In Nebraska, comparing what is charged in medical expenses to what was actually accepted as a complete payment of those medical expenses, including the patient deductible, is important in litigating every medical malpractice case. The measure of recovery for medical expenses is the reasonable value of the medical services rendered. Stanek v. Swierczek, 209 Neb. 357, 307 N.W.2d 807 (1981). Plaintiff’s attorneys frequently cite a provision of Nebraska’s hospital lien statute to claim their clients are entitled to recover the amounts health care providers billed, regardless of whether the providers accepted less as full payment for the services provided. See Neb. Rev. Stat. § 52-401.  That provision provides, in the context of calculating hospital liens, “The measure of damages for medical expenses in personal injury claims shall be the private party rate, not the discounted amount.” This misuse of the hospital lien statute could result in huge windfalls for personal injury plaintiffs.

The reasonable value of medical expenses is the proper measure by which a plaintiff must prove their damages for the cost of medical treatment.  See Steinauer v. Sarpy County, 217 Neb. 830, 843, 353 N.W.2d 715, 724 (1984) (providing that a person who suffers personal injury due to “the negligence of another is entitled to recover for the reasonable value of medical care and expenses incurred to the time of trial” as well as reasonably certain to be incurred in the future) (emphasis added).  If the amount of medical charges is disputed, then the reasonableness of those amounts becomes a question for the jury. Renne v. Moser, 241 Neb. 623, 634 (1992). In order to recover personal injury damages, those damages must be fair and reasonable.  N.J.I.2d Civ. § 4.01, the general instruction on damages, requires the jury to consider only “2.  The reasonable value of the medical (hospital, nursing, and similar) care and supplies reasonably needed by and actually provided to the Plaintiff (and reasonably certain to be needed and provided in the future).”

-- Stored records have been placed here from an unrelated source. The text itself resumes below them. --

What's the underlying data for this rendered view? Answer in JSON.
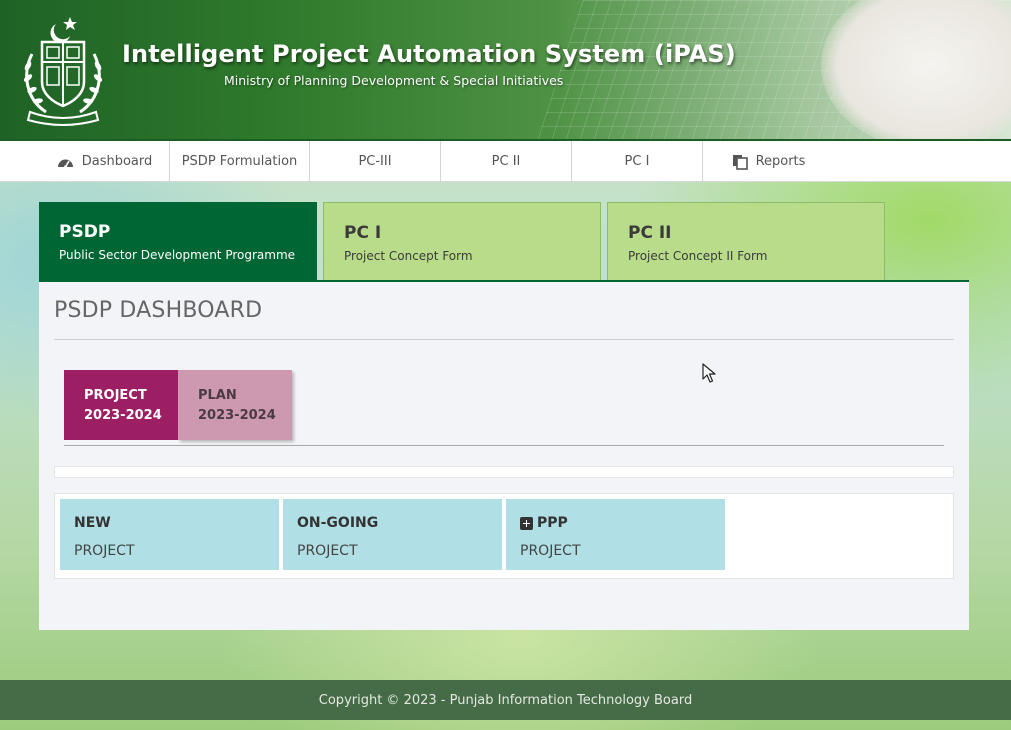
{
  "header": {
    "title": "Intelligent Project Automation System (iPAS)",
    "subtitle": "Ministry of Planning Development & Special Initiatives",
    "emblem_icon": "pakistan-state-emblem"
  },
  "nav": {
    "items": [
      {
        "label": "Dashboard",
        "icon": "dashboard-gauge-icon"
      },
      {
        "label": "PSDP Formulation"
      },
      {
        "label": "PC-III"
      },
      {
        "label": "PC II"
      },
      {
        "label": "PC I"
      },
      {
        "label": "Reports",
        "icon": "copy-documents-icon"
      }
    ]
  },
  "tabs": [
    {
      "title": "PSDP",
      "subtitle": "Public Sector Development Programme",
      "active": true
    },
    {
      "title": "PC I",
      "subtitle": "Project Concept Form",
      "active": false
    },
    {
      "title": "PC II",
      "subtitle": "Project Concept II Form",
      "active": false
    }
  ],
  "dashboard": {
    "title": "PSDP DASHBOARD",
    "pills": [
      {
        "line1": "PROJECT",
        "line2": "2023-2024",
        "active": true
      },
      {
        "line1": "PLAN",
        "line2": "2023-2024",
        "active": false
      }
    ],
    "cards": [
      {
        "title": "NEW",
        "subtitle": "PROJECT"
      },
      {
        "title": "ON-GOING",
        "subtitle": "PROJECT"
      },
      {
        "title": "PPP",
        "subtitle": "PROJECT",
        "icon": "plus-square-icon"
      }
    ]
  },
  "footer": {
    "text": "Copyright © 2023 - Punjab Information Technology Board"
  },
  "colors": {
    "brand_green": "#006633",
    "tab_inactive": "#b8dc8a",
    "pill_active": "#9c1f63",
    "pill_inactive": "#cc99b1",
    "card_bg": "#b0e0e6",
    "footer_bg": "#466b47"
  }
}
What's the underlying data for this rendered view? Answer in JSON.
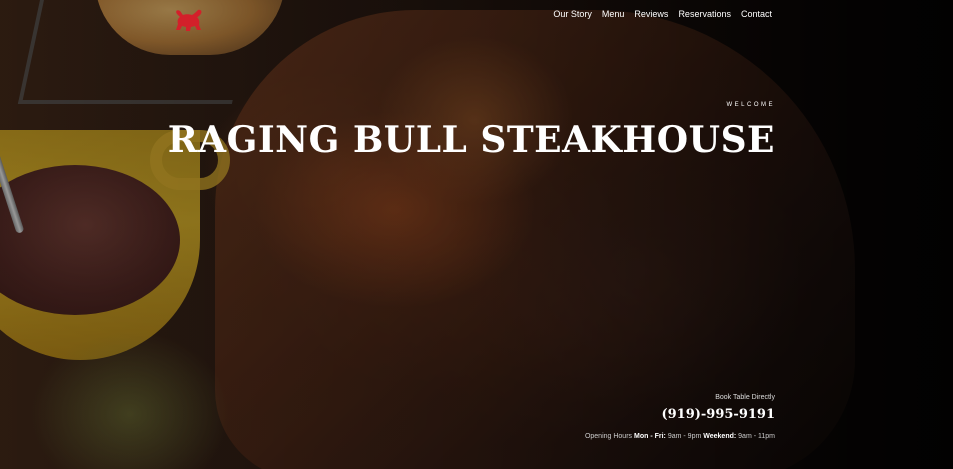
{
  "colors": {
    "accent_red": "#d3202a",
    "text_white": "#ffffff",
    "background_dark": "#1a0f0a"
  },
  "logo": {
    "icon": "bull-logo-icon"
  },
  "nav": {
    "items": [
      {
        "label": "Our Story"
      },
      {
        "label": "Menu"
      },
      {
        "label": "Reviews"
      },
      {
        "label": "Reservations"
      },
      {
        "label": "Contact"
      }
    ]
  },
  "hero": {
    "eyebrow": "WELCOME",
    "title": "RAGING BULL STEAKHOUSE",
    "booking_label": "Book Table Directly",
    "phone": "(919)-995-9191",
    "hours": {
      "label": "Opening Hours",
      "weekday_label": "Mon - Fri:",
      "weekday_hours": "9am - 9pm",
      "weekend_label": "Weekend:",
      "weekend_hours": "9am - 11pm"
    }
  }
}
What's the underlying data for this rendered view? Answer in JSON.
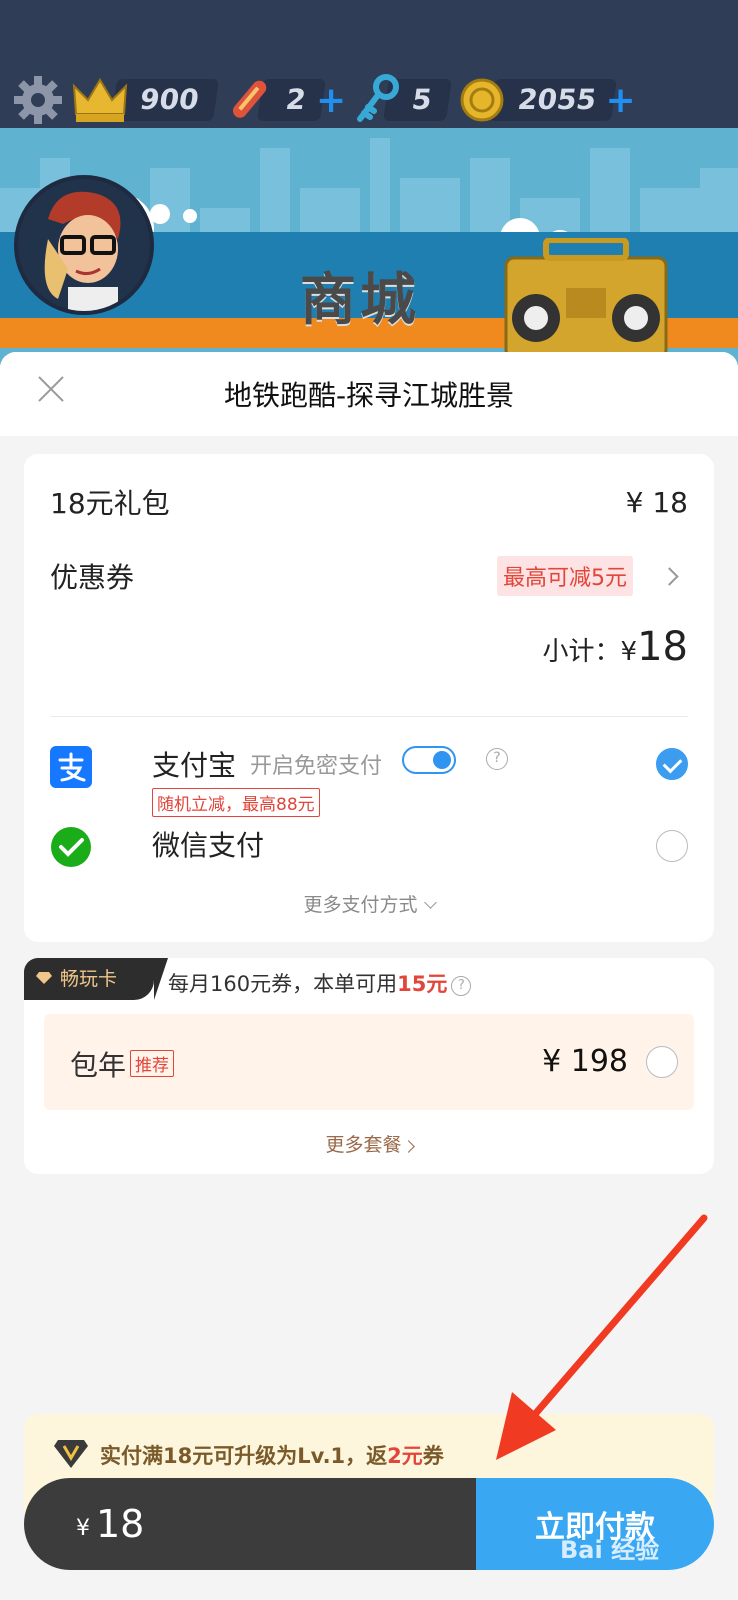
{
  "hud": {
    "crowns": "900",
    "boards": "2",
    "keys": "5",
    "coins": "2055",
    "plus": "+"
  },
  "game": {
    "shop_title": "商城"
  },
  "sheet": {
    "title": "地铁跑酷-探寻江城胜景",
    "item_name": "18元礼包",
    "item_price": "¥ 18",
    "coupon_label": "优惠券",
    "coupon_tag": "最高可减5元",
    "subtotal_label": "小计：¥",
    "subtotal_value": "18",
    "alipay_name": "支付宝",
    "alipay_sub": "开启免密支付",
    "alipay_promo": "随机立减，最高88元",
    "wechat_name": "微信支付",
    "more_pay": "更多支付方式"
  },
  "vip": {
    "badge": "畅玩卡",
    "desc_prefix": "每月160元券，本单可用",
    "desc_amount": "15元",
    "plan_name": "包年",
    "plan_tag": "推荐",
    "plan_price": "¥ 198",
    "more_plans": "更多套餐"
  },
  "bottom": {
    "upgrade_prefix": "实付满18元可升级为Lv.1，返",
    "upgrade_amount": "2元",
    "upgrade_suffix": "券",
    "currency": "¥",
    "total": "18",
    "pay_button": "立即付款"
  },
  "watermark": "Bai 经验",
  "colors": {
    "accent": "#3aa7f3",
    "promo_red": "#e2453a",
    "arrow": "#f03a22"
  }
}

Evidence of the amounts providers accepted as payment is necessary to establish this element of damages because the amount billed virtually never represents the fair value of those services. Changes in the delivery and financing of healthcare services have profoundly influenced medical billing in recent decades. While the ability of healthcare providers to set their own charges remains, the ability to collect the full amounts charged, referred to as “charge-master rates” has dramatically decreased. Michael K. Beard and Dylan H. Marsh, Arbitrary Healthcare Pricing and the Misuse of Hospital Lien Statutes by Healthcare Providers, 38 Am. J. Trial Advoc. 255 (2014); Michael K. Beard, The Impact of Changes in Health Care Reimbursement Systems on the Recovery of Medical Expenses in Personal Injury Suits, 21 Am. J. Trial Advoc. 453 (1998). The frequency at which patients are charged full charge-master rates has declined significantly over the recent past, and numbers that were once based in fact are now largely based in fiction. Indeed, the charge-master rates have become so inflated that even hospital officials admit that the rates now serve as little more than the starting point from which hospitals begin negotiations with insurers over what the agreed fees will be. Courts have also recognized the exorbitant and arbitrary nature of charge-master rates. Information obtained from studies conducted by the Center for Medicare and Medicaid Services (CMS) has recently been released in an attempt to bring transparency to charge-master rates. According to the studies, these rates often vary widely for no apparent reason, even among neighboring hospitals. Beard, 38 Am. J. Trial Advoc. at 256 (emphasis added); see, also, Howell v. Hamilton Meets & Provisions, Inc., 257 P.3d 1130, 1142-43 (“For this reason as well, it is not possible to say generally that providers’ full bills represent the real value of their services, nor that the discounted payments they accept from private insurers are mere arbitrary reductions”).

It is important to make a record on the issue of what the fair and reasonable value of a medical service is and ask that the jury be allowed to decide that by looking at both. The retail amount should not be the deciding factor in deciding the amount of damages. The amount accepted as full payment is the better evidence of the fair and reasonable value of medical services provided.